It was twelve years ago today. It was approximately 3:45pm. It was a Monday.
I got there about 25 minutes before then, maybe fewer. Her fluids were unhooked. I just sat with her. She was so cold. So cold. Her hands were freezing cold. I held them.
I should have covered her. I should have given her more blankets. I didn’t want to wake her. I was afraid I would scare her. On Sunday, she had been disoriented. On this day, though, she was at peace. I wanted her to stay at peace.
This day was different from Sunday. Sunday she recognized me, but she wanted me to take her ring. But she had given me her ring in 1997. Sunday, she kept saying, “Take it Elizabeth, take it!” I kept trying to convince her that I already had it. Sunday, she played with an invisible string. Sunday she thought my son was Brad Pitt. Sunday, she recognized my husband.
Saturday, she had been coherent, but she didn’t understand why she was in the hospital. Saturday, I told her she had pneumonia from her congestive heart failure. Saturday, I told her that she was going to die. Saturday, I asked her who she was going to see, because this was the time for which she had been waiting.
“Mother. Daddy. Ellen Sue. Grandma. Granddaddy.” She probably named others. “Jesus.”

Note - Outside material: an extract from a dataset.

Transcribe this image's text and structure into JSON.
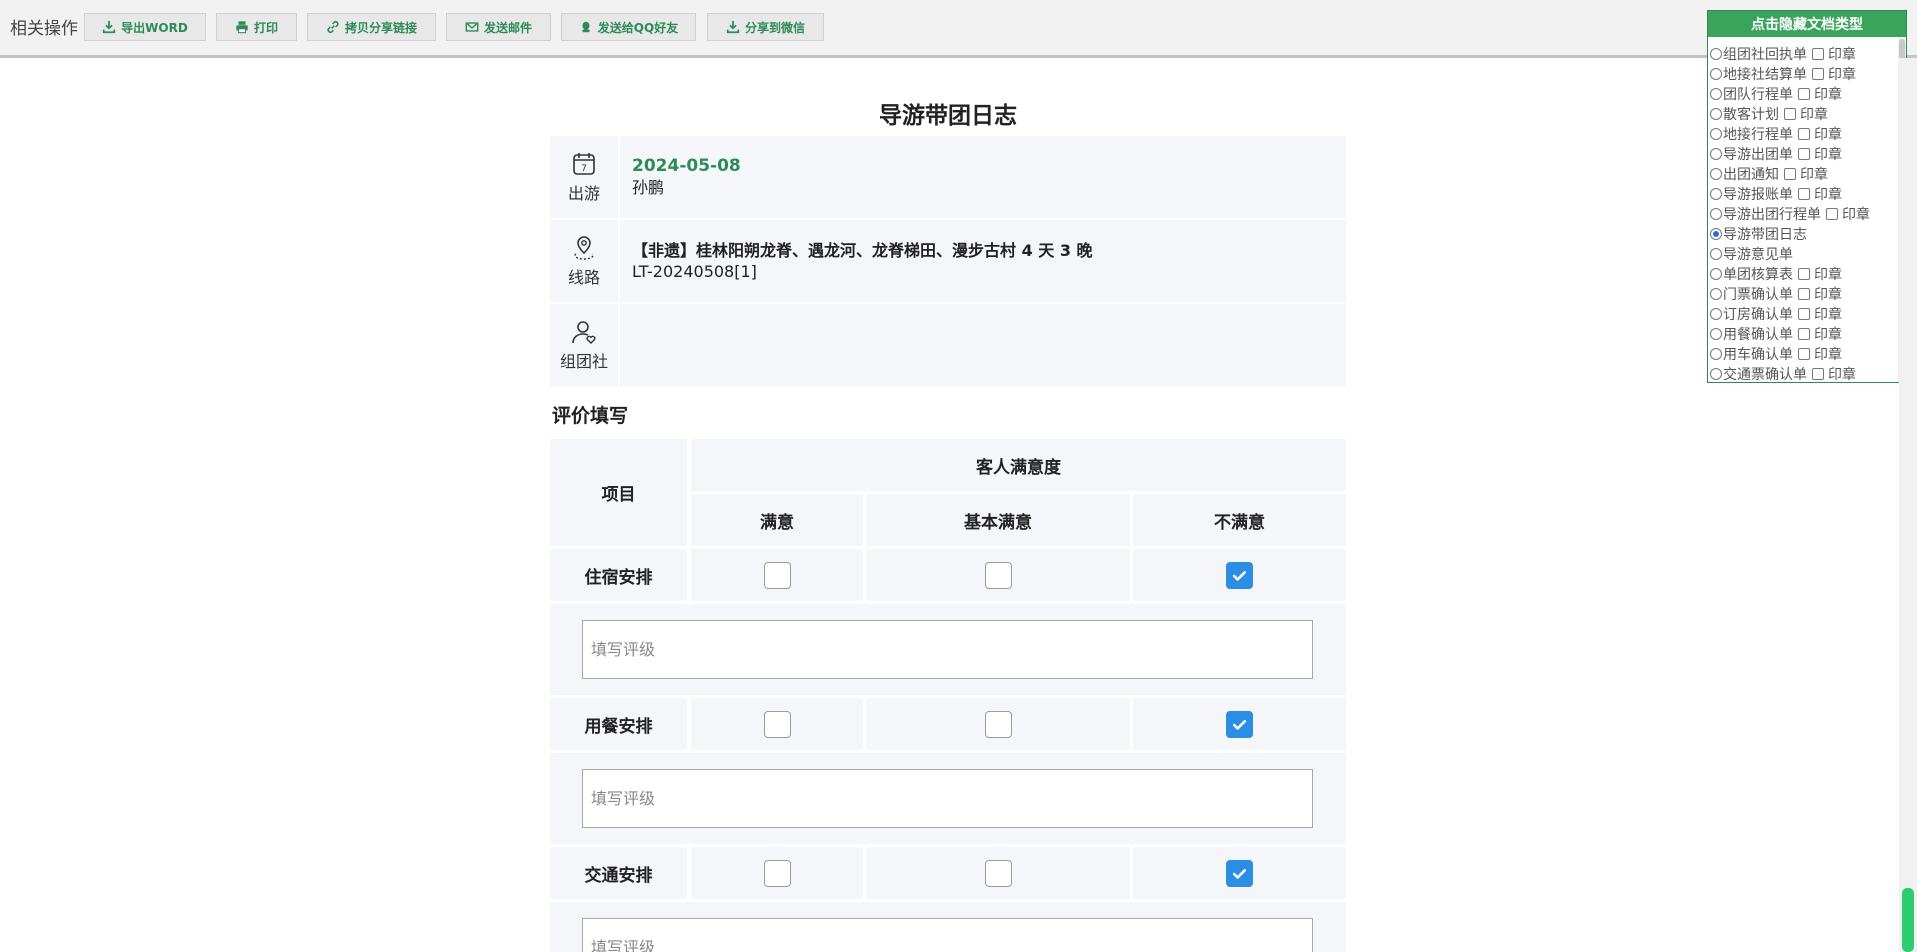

I stayed strong until the funeral day. I asked the funeral home director if I could seal her casket. It was then that I fell apart. I bawled as I was turning the crank. I could hear some of my friends bawling with me.
I thought about going down to her grave today. I have been up for about 13 hours now. But after awhile, I changed my mind. Every year at this time, I get down. Sometimes, I don’t realize why. I saw it coming this past week. It’s okay. I’ve learned to accept it.
There are so many things that I did not know that I didn’t know. Things that I needed to ask her. Things that she probably told me that I forgot. How was I so naive to think that the time with her would last forever?
I held her hands that afternoon until the end. I held them after she left her body. She left when I said, “It’s okay now. I’ll be okay. You can go.” Within about 30 seconds, she went. I know that she heard me. I saw her face. I felt and saw her leave her body. She went in peace.
But even though she was ready to go, I was not ready for her to go. Every single day, I want her back.